* [WHAT THE EXERCISE ASKS] Show each line of the data below in which "chevron" occurs.

[Element data from apps and pages]
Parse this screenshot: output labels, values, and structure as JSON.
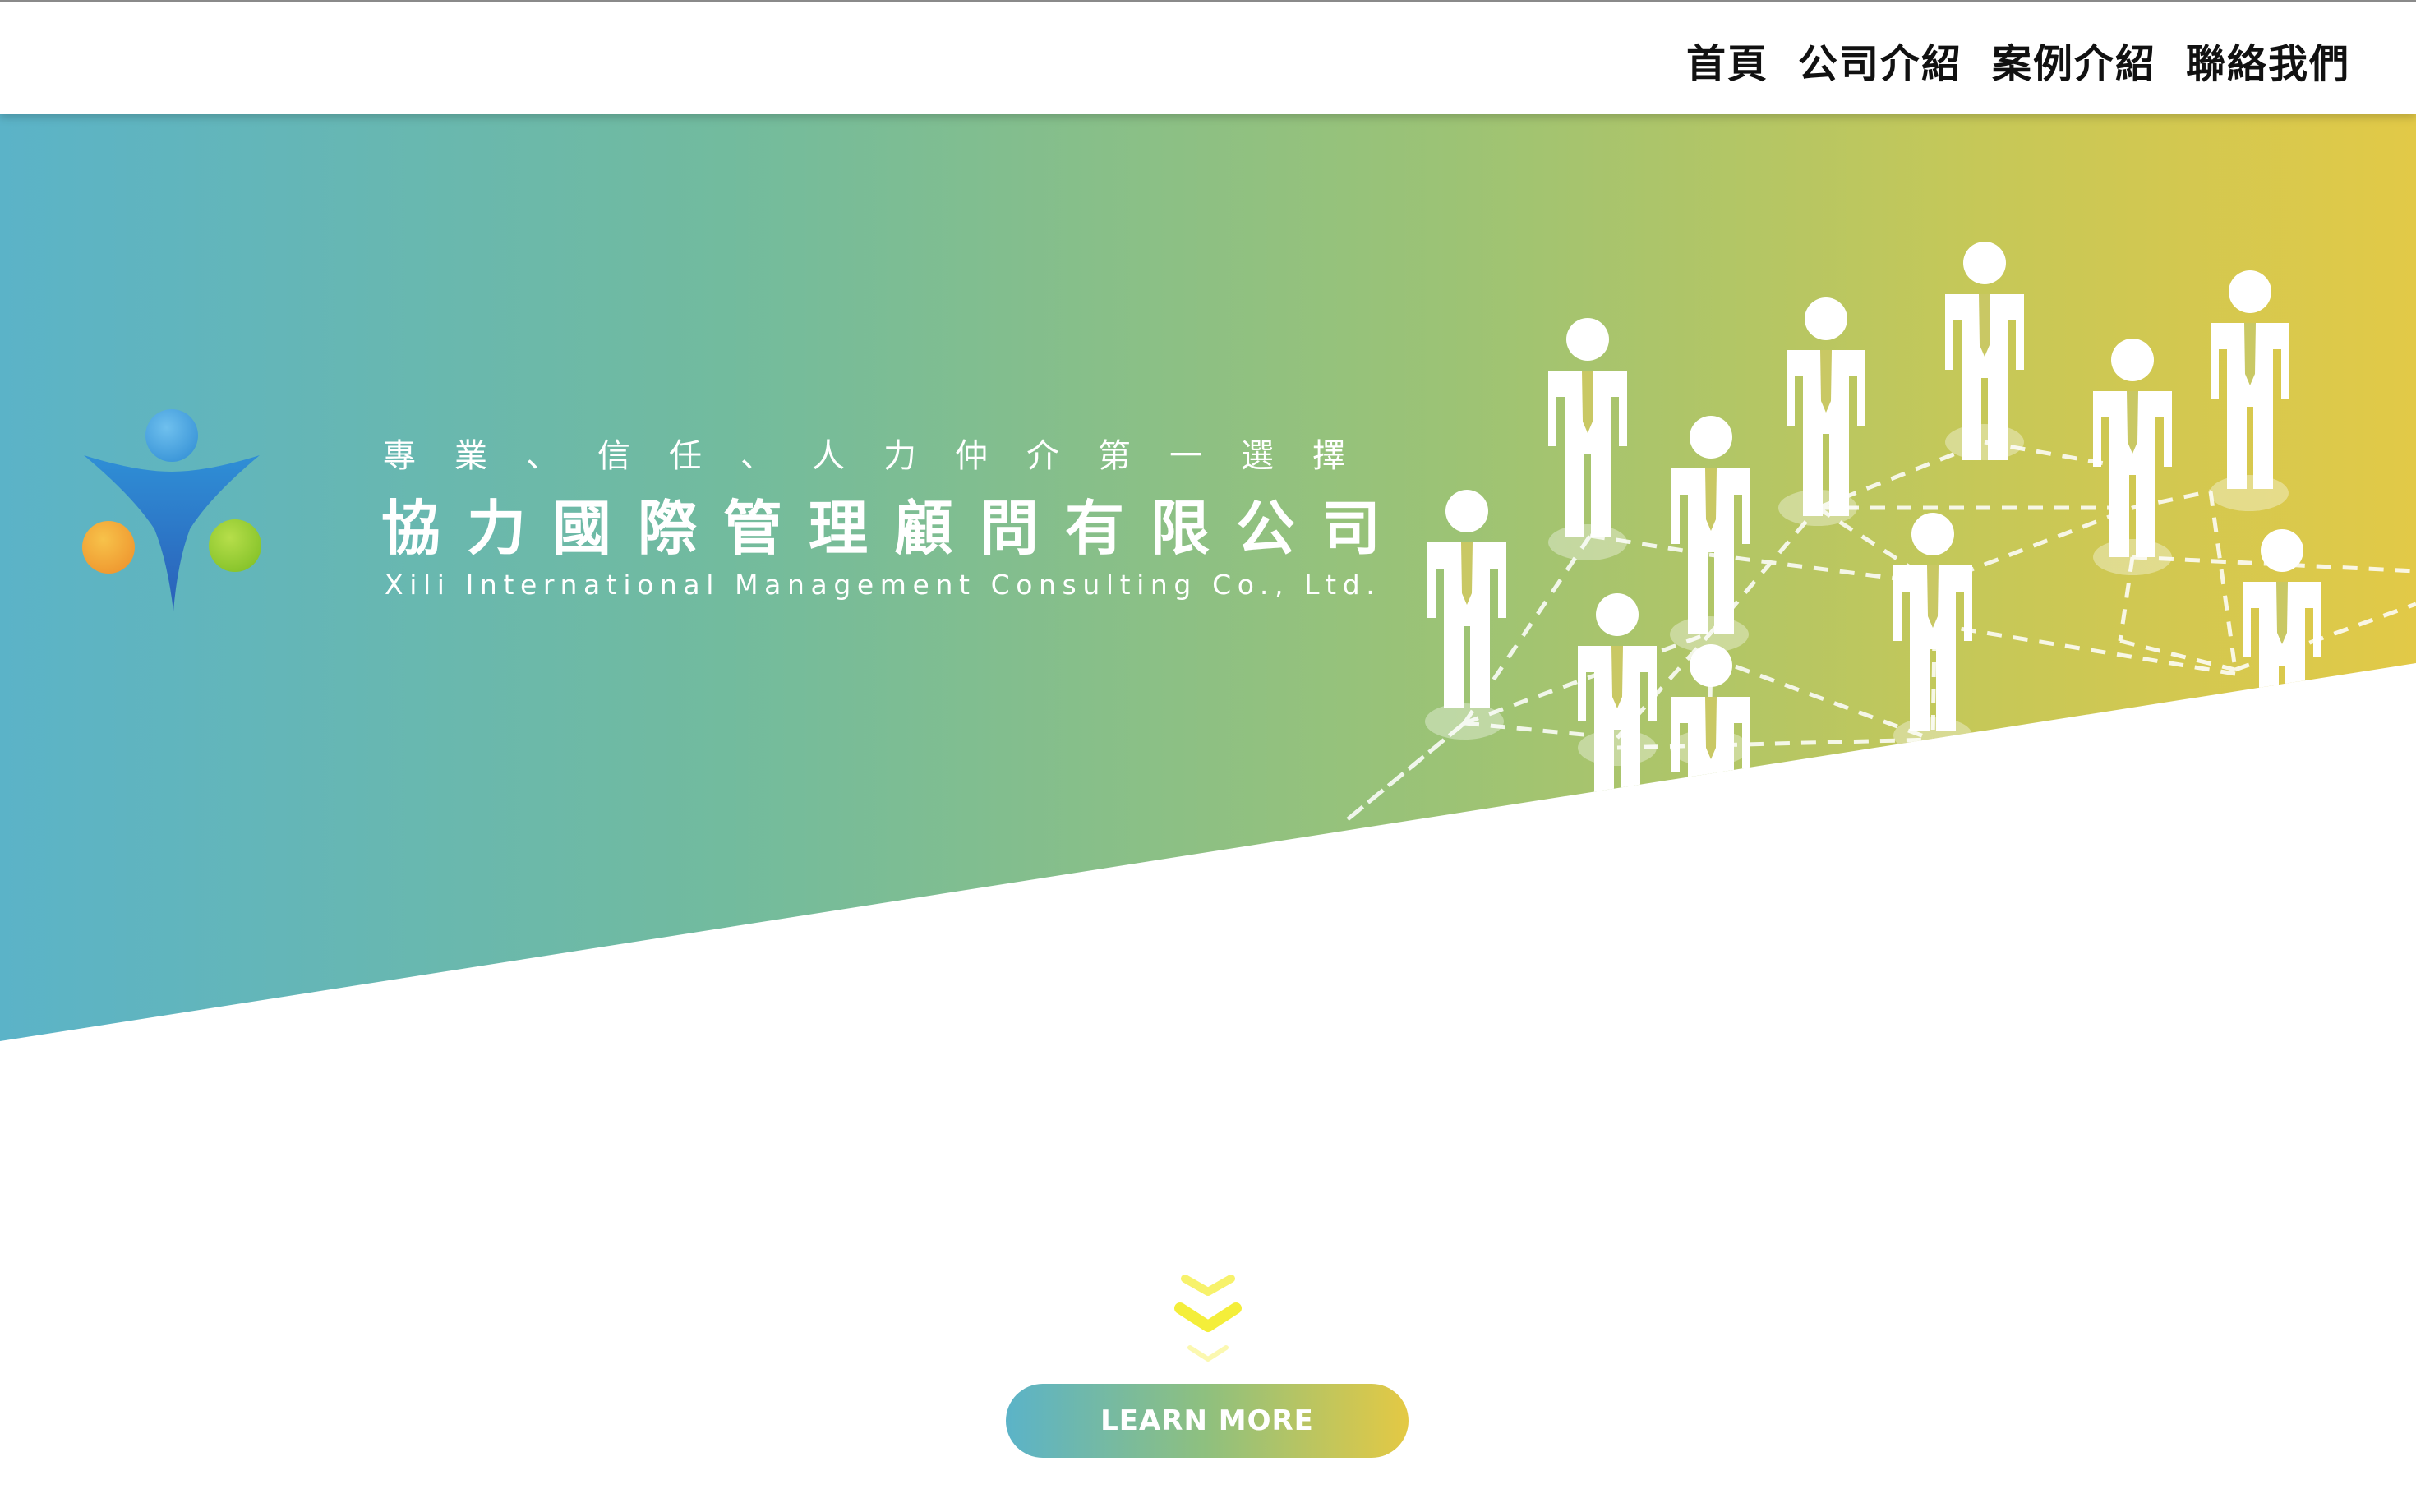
{
  "nav": {
    "items": [
      {
        "label": "首頁"
      },
      {
        "label": "公司介紹"
      },
      {
        "label": "案例介紹"
      },
      {
        "label": "聯絡我們"
      }
    ]
  },
  "hero": {
    "slogan": "專業、信任、人力仲介第一選擇",
    "company_name_cn": "協力國際管理顧問有限公司",
    "company_name_en": "Xili International Management Consulting Co., Ltd."
  },
  "cta": {
    "learn_more_label": "LEARN MORE"
  },
  "colors": {
    "gradient_start": "#5bb3c8",
    "gradient_mid": "#9cc375",
    "gradient_end": "#e2c947",
    "chevron": "#f4ee3a",
    "logo_blue": "#2f6fc4",
    "logo_orange": "#f2a83a",
    "logo_green": "#9ccf3a"
  },
  "icons": {
    "logo": "company-logo-figure",
    "scroll": "chevron-down-icon",
    "people": "businessman-icon"
  }
}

* [RESPONSE TO THE EXERCISE]
    "chevron": "#f4ee3a",
    "scroll": "chevron-down-icon",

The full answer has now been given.